Lines in the entries below where the word "sonlar" shows up should each be copied.

[[ Dataset extract open ]]

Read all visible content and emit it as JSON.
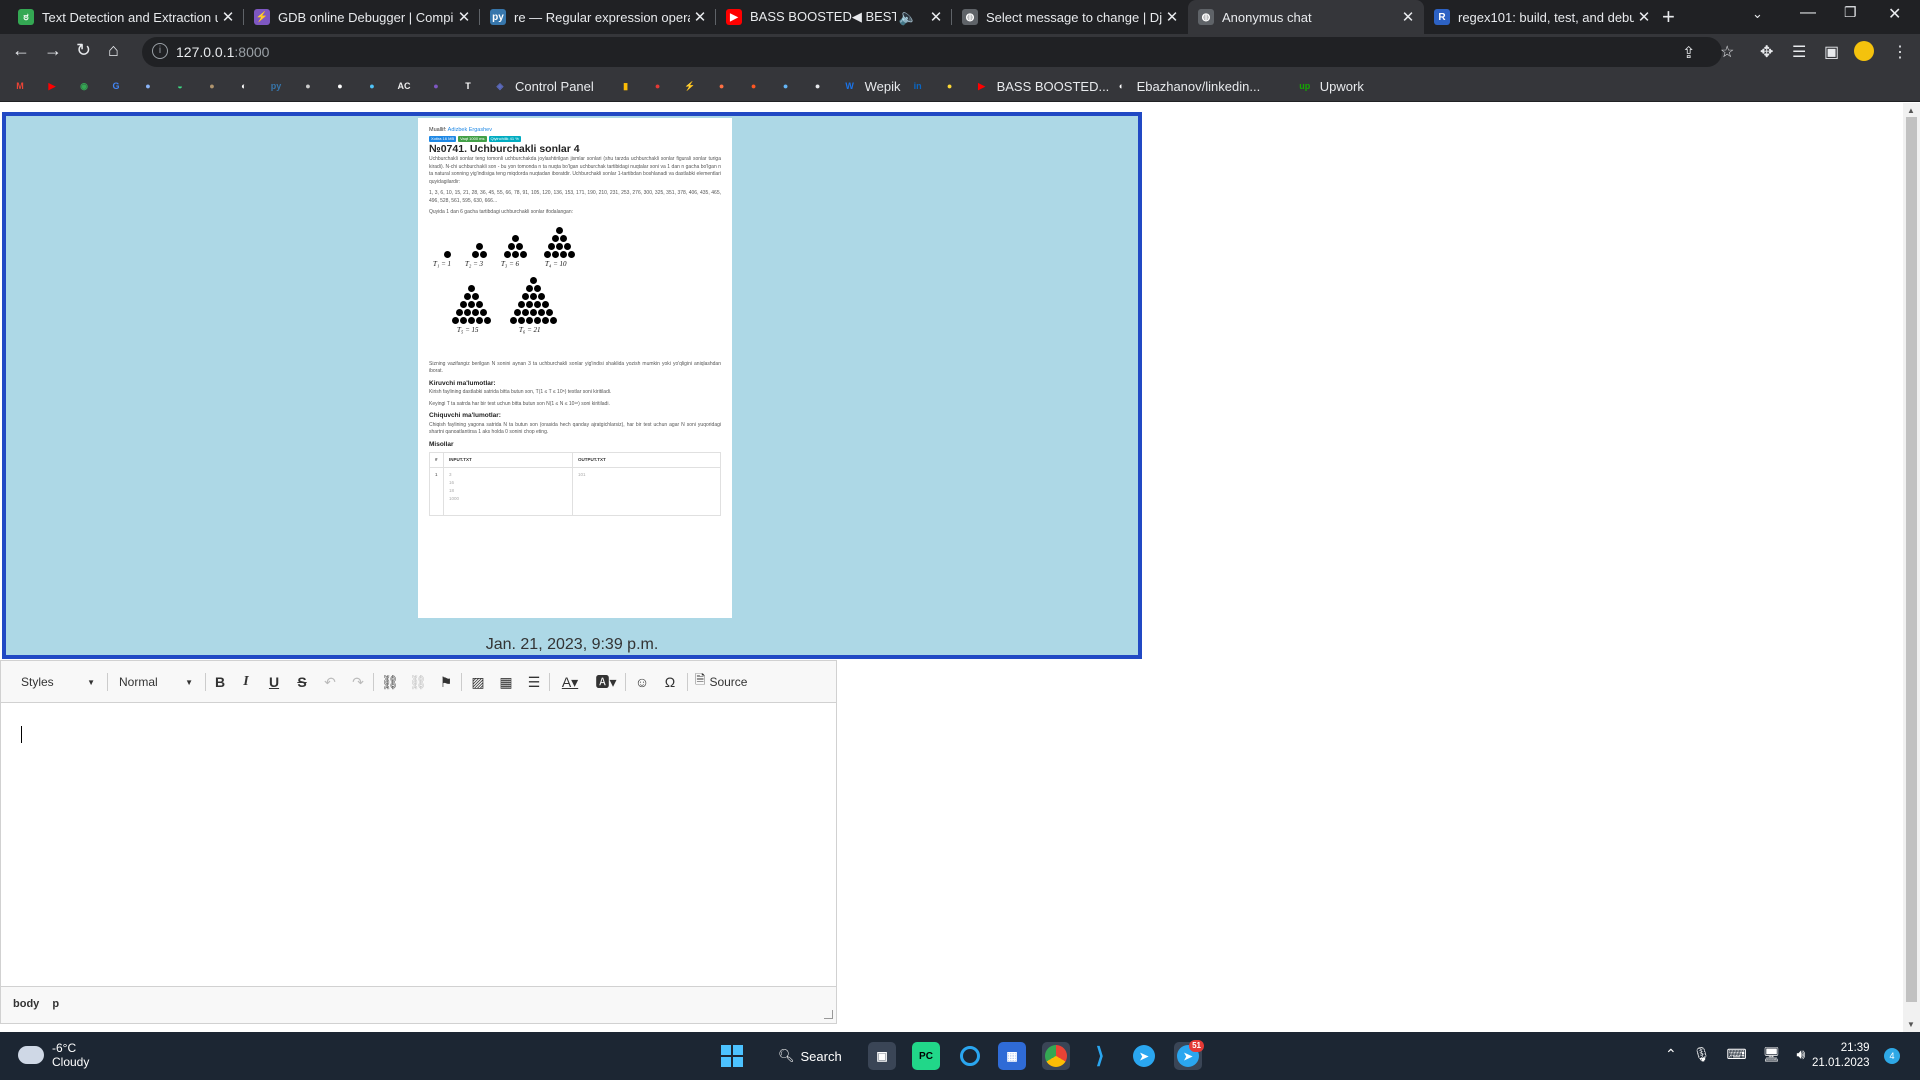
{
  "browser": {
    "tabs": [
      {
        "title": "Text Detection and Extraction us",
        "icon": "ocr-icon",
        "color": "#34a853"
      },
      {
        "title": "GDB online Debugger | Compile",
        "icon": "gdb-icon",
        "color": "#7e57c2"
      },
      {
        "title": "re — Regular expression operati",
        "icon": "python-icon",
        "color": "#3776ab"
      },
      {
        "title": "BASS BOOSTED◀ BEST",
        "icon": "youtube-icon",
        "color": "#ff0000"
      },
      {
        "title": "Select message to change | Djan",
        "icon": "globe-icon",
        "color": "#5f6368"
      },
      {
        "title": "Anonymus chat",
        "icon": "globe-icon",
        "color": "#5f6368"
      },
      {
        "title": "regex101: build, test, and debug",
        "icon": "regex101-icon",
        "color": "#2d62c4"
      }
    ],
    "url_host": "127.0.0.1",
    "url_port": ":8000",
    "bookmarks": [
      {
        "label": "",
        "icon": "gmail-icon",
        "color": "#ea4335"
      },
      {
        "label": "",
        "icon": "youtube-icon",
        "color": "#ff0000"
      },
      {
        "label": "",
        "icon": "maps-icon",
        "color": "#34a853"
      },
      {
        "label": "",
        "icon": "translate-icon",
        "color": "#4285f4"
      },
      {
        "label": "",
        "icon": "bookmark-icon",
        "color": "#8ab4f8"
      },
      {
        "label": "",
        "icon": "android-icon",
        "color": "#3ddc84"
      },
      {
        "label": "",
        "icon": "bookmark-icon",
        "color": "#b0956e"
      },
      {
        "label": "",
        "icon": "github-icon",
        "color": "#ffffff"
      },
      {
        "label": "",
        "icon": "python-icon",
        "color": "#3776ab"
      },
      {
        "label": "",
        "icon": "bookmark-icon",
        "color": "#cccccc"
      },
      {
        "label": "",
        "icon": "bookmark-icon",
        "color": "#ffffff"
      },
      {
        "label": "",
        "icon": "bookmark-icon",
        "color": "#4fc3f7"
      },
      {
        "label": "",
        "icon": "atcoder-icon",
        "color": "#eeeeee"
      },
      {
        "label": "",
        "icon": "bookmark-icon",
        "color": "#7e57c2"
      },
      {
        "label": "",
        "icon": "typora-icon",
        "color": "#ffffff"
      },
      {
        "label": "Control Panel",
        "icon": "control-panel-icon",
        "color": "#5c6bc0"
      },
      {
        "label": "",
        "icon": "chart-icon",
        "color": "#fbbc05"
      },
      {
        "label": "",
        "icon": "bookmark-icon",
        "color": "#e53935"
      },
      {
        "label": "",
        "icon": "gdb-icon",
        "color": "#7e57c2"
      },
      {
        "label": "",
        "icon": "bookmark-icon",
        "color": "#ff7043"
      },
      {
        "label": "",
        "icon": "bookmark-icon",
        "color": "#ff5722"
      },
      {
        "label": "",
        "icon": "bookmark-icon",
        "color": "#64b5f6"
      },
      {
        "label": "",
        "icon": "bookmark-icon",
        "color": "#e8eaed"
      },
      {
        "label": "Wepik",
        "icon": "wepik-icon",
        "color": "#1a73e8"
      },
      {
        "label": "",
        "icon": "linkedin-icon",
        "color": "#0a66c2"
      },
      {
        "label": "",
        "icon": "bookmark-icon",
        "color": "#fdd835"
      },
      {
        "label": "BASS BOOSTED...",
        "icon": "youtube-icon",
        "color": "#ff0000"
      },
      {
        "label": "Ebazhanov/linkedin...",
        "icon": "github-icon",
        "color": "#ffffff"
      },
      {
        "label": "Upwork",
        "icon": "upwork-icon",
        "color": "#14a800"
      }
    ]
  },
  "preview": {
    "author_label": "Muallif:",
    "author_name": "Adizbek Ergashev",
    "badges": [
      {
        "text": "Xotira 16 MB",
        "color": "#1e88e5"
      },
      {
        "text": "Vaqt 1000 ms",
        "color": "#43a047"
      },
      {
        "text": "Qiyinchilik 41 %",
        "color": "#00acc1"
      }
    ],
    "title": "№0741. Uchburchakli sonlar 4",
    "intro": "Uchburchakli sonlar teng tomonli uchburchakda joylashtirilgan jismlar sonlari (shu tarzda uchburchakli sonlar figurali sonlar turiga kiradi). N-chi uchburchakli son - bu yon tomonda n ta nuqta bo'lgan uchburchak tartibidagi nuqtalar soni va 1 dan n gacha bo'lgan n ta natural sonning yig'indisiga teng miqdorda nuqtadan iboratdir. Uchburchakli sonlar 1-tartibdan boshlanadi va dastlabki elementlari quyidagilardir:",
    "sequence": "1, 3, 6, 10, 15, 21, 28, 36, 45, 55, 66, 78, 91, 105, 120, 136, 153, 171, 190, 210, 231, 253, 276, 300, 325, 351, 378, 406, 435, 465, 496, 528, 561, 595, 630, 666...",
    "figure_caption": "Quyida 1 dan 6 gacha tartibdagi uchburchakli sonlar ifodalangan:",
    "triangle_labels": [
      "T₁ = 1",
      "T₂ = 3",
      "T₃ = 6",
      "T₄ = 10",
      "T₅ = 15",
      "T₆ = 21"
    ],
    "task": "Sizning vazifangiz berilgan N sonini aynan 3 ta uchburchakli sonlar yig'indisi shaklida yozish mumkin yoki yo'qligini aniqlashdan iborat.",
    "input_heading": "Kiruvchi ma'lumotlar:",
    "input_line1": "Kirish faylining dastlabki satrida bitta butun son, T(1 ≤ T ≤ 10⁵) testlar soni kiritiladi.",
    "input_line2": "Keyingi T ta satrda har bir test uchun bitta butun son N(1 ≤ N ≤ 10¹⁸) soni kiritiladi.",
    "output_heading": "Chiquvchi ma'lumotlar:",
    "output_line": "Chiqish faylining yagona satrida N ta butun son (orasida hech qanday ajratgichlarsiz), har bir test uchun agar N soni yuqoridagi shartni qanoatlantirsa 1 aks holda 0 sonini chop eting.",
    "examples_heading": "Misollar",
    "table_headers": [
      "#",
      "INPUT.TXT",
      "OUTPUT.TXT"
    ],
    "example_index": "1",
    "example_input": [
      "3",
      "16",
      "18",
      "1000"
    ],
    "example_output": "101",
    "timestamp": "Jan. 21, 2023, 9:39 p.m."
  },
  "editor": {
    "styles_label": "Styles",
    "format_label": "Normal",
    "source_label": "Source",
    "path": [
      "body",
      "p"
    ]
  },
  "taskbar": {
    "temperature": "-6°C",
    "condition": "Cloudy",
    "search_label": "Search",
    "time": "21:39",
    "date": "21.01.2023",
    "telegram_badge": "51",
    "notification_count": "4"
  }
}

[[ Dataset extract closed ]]
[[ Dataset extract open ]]

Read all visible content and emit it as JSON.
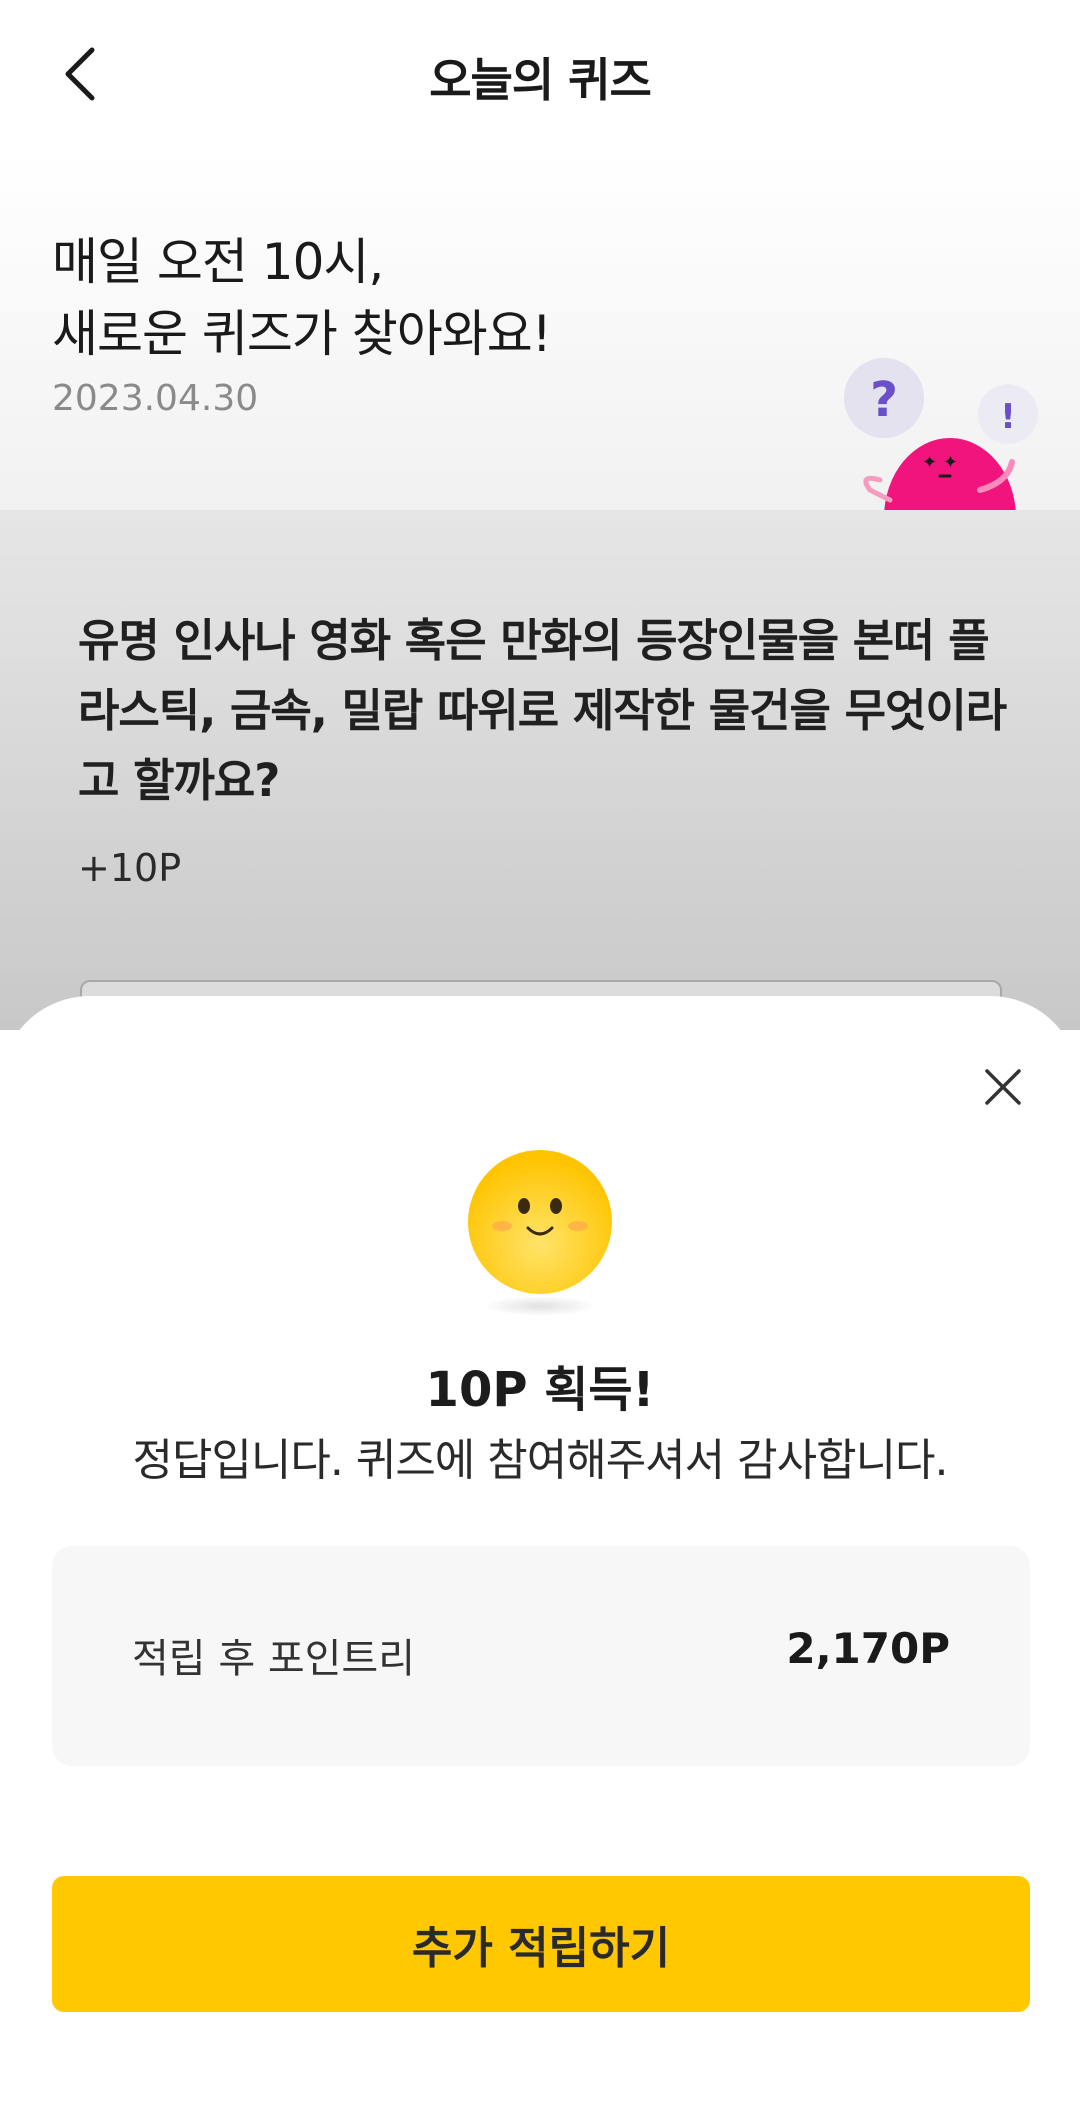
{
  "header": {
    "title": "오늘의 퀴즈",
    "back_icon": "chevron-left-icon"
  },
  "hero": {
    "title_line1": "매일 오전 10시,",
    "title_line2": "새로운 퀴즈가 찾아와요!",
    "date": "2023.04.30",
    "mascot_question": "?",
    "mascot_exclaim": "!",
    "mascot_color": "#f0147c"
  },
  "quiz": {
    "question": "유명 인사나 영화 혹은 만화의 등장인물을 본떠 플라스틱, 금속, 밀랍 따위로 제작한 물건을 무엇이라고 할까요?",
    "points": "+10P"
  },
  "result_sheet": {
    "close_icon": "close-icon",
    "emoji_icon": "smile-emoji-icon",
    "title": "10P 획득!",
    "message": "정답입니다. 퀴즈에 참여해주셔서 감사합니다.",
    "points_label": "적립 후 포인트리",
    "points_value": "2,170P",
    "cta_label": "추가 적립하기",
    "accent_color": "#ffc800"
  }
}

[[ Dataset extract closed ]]

Reply.
    "title": "№0741. Uchburchakli sonlar 4",
    "intro": "Uchburchakli sonlar teng tomonli uchburchakda joylashtirilgan jismlar sonlari (shu tarzda uchburchakli sonlar figurali sonlar turiga kiradi). N-chi uchburchakli son - bu yon tomonda n ta nuqta bo'lgan uchburchak tartibidagi nuqtalar soni va 1 dan n gacha bo'lgan n ta natural sonning yig'indisiga teng miqdorda nuqtadan iboratdir. Uchburchakli sonlar 1-tartibdan boshlanadi va dastlabki elementlari quyidagilardir:",
    "figure_caption": "Quyida 1 dan 6 gacha tartibdagi uchburchakli sonlar ifodalangan:",
    "task": "Sizning vazifangiz berilgan N sonini aynan 3 ta uchburchakli sonlar yig'indisi shaklida yozish mumkin yoki yo'qligini aniqlashdan iborat.",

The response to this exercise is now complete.